No one method is the best intermittent fasting for weight loss. We suggest working with your nutrition coach to determine the method that is the most sustainable for your lifestyle, as well as your dietary and exercise needs.
We mentioned that intermittent fasting causes changes within your body that facilitate weight loss. These changes include increasing growth hormones within your body to help burn fat and increase lean muscle without stringent calorie reductions. Fasting also triggers the release of the hormone noradrenaline, which is a fat-burning hormone. You’ll also lower your blood sugar and insulin levels, which makes it easier for your body to use up stored body fat and reduce insulin resistance. All these changes combined can result in an increased metabolism. In short, you are burning more calories than you are consuming, so you are likely to lose weight.

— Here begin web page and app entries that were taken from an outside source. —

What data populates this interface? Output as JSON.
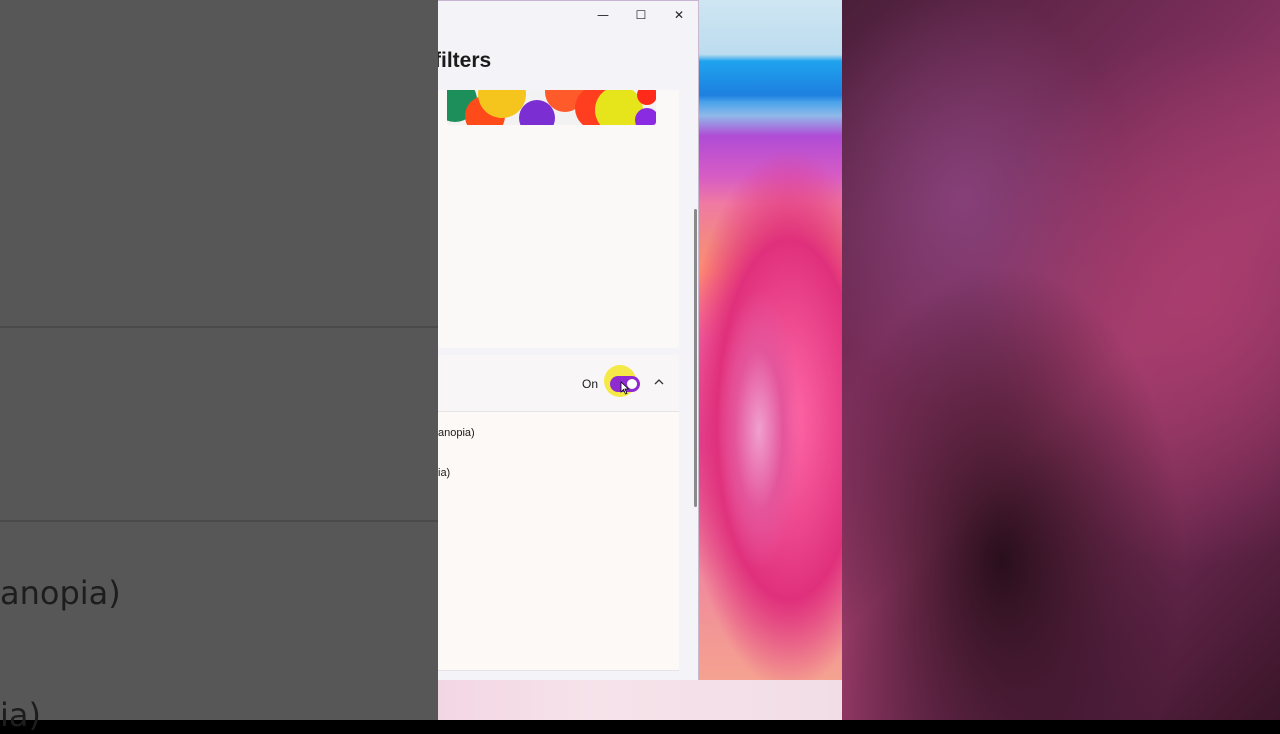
{
  "left_background": {
    "text_lines": [
      "anopia)",
      "ia)"
    ]
  },
  "window": {
    "title": "filters",
    "controls": {
      "minimize_glyph": "—",
      "maximize_glyph": "☐",
      "close_glyph": "✕"
    },
    "color_filters_row": {
      "state_label": "On",
      "toggle_on": true,
      "accent_color": "#8f2bd0",
      "chevron": "up-chevron-icon"
    },
    "filter_options": [
      "anopia)",
      "ia)"
    ]
  }
}
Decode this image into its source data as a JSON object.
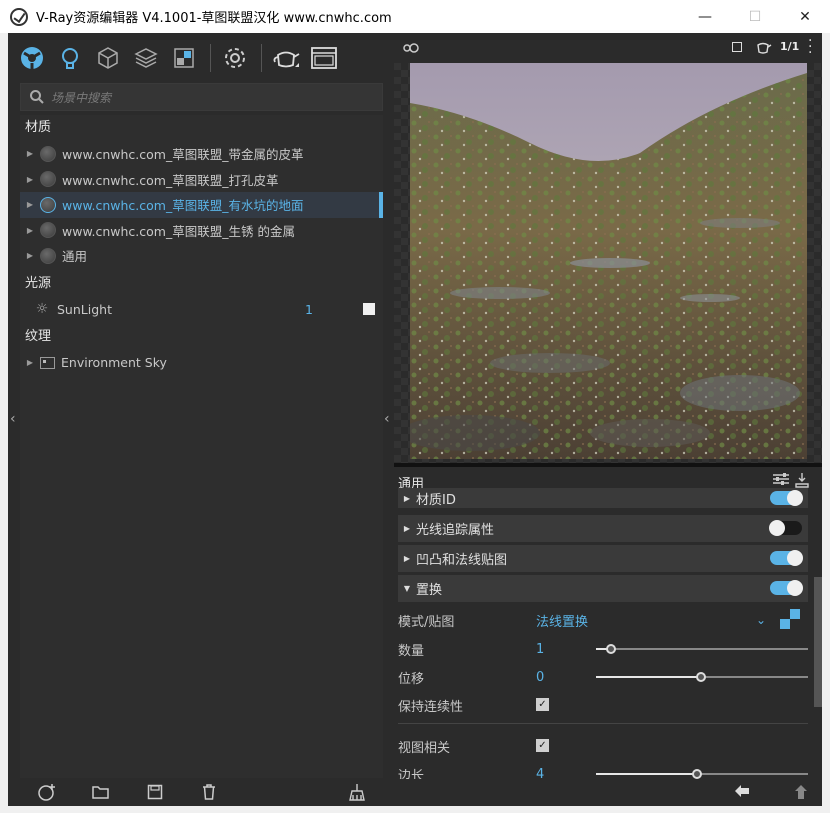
{
  "window": {
    "title": "V-Ray资源编辑器 V4.1001-草图联盟汉化 www.cnwhc.com",
    "minimize": "—",
    "maximize": "☐",
    "close": "✕"
  },
  "toolbar": {
    "icons": [
      "materials-icon",
      "lights-icon",
      "geometry-icon",
      "layers-icon",
      "textures-icon",
      "settings-icon",
      "render-teapot-icon",
      "frame-buffer-icon"
    ]
  },
  "search": {
    "placeholder": "场景中搜索"
  },
  "tree": {
    "materials_header": "材质",
    "materials": [
      {
        "label": "www.cnwhc.com_草图联盟_带金属的皮革"
      },
      {
        "label": "www.cnwhc.com_草图联盟_打孔皮革"
      },
      {
        "label": "www.cnwhc.com_草图联盟_有水坑的地面"
      },
      {
        "label": "www.cnwhc.com_草图联盟_生锈 的金属"
      },
      {
        "label": "通用"
      }
    ],
    "lights_header": "光源",
    "lights": [
      {
        "label": "SunLight",
        "count": "1"
      }
    ],
    "textures_header": "纹理",
    "textures": [
      {
        "label": "Environment Sky"
      }
    ]
  },
  "render_bar": {
    "ratio": "1/1"
  },
  "props": {
    "header": "通用",
    "sections": [
      {
        "label": "材质ID",
        "toggle": "on"
      },
      {
        "label": "光线追踪属性",
        "toggle": "off"
      },
      {
        "label": "凹凸和法线贴图",
        "toggle": "on"
      },
      {
        "label": "置换",
        "toggle": "on"
      }
    ],
    "mode_label": "模式/贴图",
    "mode_value": "法线置换",
    "amount_label": "数量",
    "amount_value": "1",
    "shift_label": "位移",
    "shift_value": "0",
    "continuity_label": "保持连续性",
    "view_label": "视图相关",
    "edge_label": "边长",
    "edge_value": "4"
  },
  "colors": {
    "accent": "#5ab3e6",
    "panel": "#2b2b2b",
    "selected_row": "#333a44"
  }
}
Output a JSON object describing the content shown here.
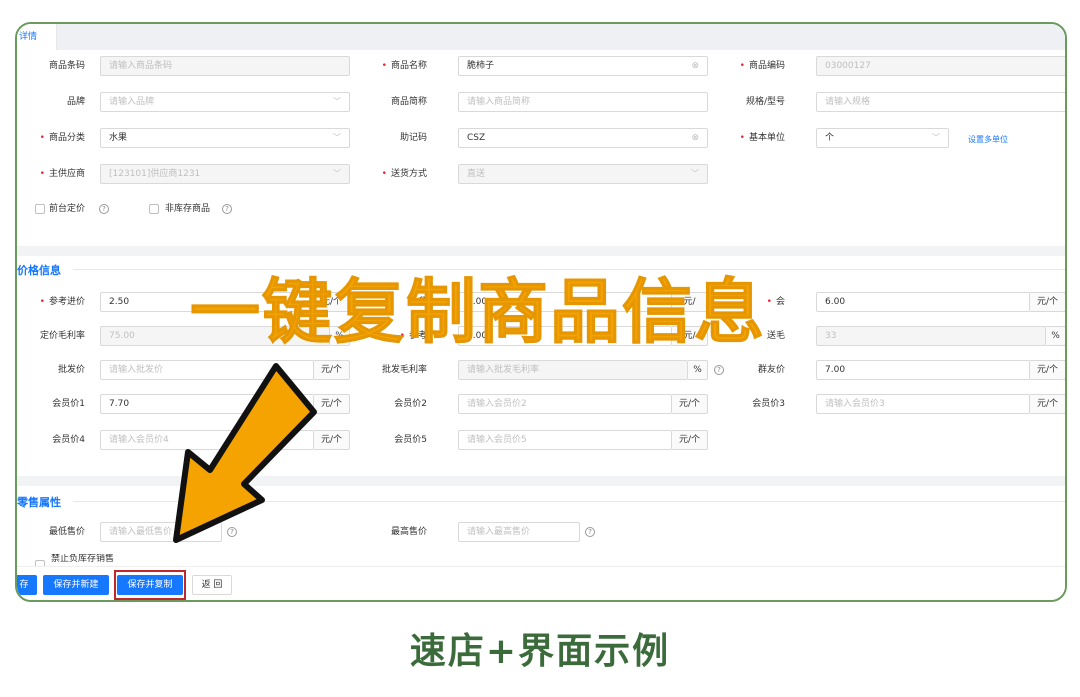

The most frequent concern with intermittent fasting for weight loss is extreme hunger resulting in binge-eating. After 16 hours with no food, hunger is normal. A common strategy to limit hunger is to eat protein-rich foods for dinner, which will help sustain your body until your first meal in the afternoon. However, without careful planning, you run the risk of overeating later on. Even though intermittent fasting is not a diet, you still want to be mindful of the calories you are consuming during your eating period. The people who are the most unsuccessful at using intermittent fasting for weight loss think that 16 hours of fasting gives them a free pass to eat all they want in the afternoon and evening.
It’s also essential to plan fasting around your exercise schedule. If you work out first thing in the morning, your might feel sick or fatigued. This is because working out on an empty stomach leaves your body with little fuel for your workout. Your body needs some glucose before workouts and protein afterwards and, with intermittent fasting, you are not getting either of these. If you work out and are interested in intermittent fasting for weight loss, work with a nutrition coach to discuss the best options for you.
Ultimately, the biggest disadvantage is that there is minimal research about intermittent fasting. There are some studies that have been conducted, but there is just not enough research to say definitively if this is the best weight loss option available.
Intermittent fasting may not be beneficial for everyone. You should consult with a health professional before starting intermittent fasting, especially if you have a history of eating disorders, fluctuating blood sugar, diabetes, low blood pressure, or taking medications. Women who are trying to conceive, are pregnant or breastfeeding, or have menstruation issues should also seek medical advice before fasting.
Body Essentials offers lifestyle and nutritional coaching to support you in your weight loss goals. So, if you’re interested in intermittent fasting for weight loss or discovering other nutrition plan options, call us at 802-345-9644 or set up a consultation online.